Requirement. Every line with the word "背景颜色" in it should be extracted from the data that follows.

Data to use.

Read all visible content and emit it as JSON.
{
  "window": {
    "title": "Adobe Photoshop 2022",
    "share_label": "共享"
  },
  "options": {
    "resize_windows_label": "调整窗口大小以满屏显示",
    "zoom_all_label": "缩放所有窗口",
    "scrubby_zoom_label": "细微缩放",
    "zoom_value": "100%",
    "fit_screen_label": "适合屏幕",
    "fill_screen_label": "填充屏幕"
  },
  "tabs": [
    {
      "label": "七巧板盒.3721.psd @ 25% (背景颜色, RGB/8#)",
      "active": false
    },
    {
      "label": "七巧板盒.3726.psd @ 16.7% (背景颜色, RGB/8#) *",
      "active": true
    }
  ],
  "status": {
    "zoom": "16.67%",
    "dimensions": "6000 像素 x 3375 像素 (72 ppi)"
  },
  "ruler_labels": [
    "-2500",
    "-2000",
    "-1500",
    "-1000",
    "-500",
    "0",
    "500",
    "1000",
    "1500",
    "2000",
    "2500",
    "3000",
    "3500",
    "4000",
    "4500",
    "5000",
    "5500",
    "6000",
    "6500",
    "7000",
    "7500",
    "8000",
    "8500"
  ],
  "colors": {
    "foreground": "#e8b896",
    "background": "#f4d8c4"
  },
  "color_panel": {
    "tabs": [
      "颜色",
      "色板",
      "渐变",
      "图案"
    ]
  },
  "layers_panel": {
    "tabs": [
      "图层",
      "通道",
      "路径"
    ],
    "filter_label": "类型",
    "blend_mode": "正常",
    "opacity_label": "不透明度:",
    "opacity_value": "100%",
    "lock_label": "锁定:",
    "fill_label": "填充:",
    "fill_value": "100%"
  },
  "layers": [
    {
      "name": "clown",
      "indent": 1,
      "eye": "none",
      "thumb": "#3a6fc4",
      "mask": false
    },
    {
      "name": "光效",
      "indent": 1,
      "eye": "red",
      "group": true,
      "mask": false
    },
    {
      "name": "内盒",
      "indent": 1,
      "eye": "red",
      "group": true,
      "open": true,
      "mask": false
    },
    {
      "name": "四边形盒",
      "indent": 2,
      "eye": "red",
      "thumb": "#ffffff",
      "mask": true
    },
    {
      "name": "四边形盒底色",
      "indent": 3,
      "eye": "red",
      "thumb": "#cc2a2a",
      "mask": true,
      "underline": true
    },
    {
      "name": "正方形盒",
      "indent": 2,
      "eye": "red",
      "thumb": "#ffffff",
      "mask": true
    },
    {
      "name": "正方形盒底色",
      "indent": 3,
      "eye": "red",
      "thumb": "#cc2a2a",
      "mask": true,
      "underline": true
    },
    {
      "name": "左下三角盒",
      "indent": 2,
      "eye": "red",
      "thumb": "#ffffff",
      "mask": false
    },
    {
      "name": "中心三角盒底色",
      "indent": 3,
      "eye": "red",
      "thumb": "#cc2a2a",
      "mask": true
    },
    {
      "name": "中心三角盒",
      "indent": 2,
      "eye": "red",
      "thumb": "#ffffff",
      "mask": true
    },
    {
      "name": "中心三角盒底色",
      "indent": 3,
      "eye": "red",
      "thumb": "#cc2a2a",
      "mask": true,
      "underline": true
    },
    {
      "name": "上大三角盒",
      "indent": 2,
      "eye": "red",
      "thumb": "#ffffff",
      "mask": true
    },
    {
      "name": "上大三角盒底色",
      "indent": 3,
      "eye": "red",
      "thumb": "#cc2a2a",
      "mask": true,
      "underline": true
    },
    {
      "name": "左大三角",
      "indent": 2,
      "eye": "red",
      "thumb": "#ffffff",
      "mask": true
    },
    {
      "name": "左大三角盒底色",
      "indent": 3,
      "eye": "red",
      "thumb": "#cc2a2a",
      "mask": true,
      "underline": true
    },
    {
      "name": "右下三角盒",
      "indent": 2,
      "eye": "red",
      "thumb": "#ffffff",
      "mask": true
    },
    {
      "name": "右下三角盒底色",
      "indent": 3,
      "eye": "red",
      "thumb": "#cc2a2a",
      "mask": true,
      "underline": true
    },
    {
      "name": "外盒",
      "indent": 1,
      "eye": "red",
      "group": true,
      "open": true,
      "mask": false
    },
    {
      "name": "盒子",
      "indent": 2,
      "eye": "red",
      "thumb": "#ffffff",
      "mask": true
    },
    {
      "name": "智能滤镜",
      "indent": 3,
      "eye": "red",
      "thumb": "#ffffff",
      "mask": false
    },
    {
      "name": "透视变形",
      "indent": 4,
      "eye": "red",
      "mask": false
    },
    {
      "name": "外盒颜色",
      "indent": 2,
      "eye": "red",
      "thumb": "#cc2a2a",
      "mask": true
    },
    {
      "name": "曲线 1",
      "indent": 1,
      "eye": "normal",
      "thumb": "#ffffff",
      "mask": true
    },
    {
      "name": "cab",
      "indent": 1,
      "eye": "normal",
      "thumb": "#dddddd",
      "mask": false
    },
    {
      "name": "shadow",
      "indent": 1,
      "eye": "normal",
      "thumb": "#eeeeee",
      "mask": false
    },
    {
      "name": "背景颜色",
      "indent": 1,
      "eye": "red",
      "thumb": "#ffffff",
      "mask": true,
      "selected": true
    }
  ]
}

The completed task.
      "label": "七巧板盒.3721.psd @ 25% (背景颜色, RGB/8#)",
      "label": "七巧板盒.3726.psd @ 16.7% (背景颜色, RGB/8#) *",
      "name": "背景颜色",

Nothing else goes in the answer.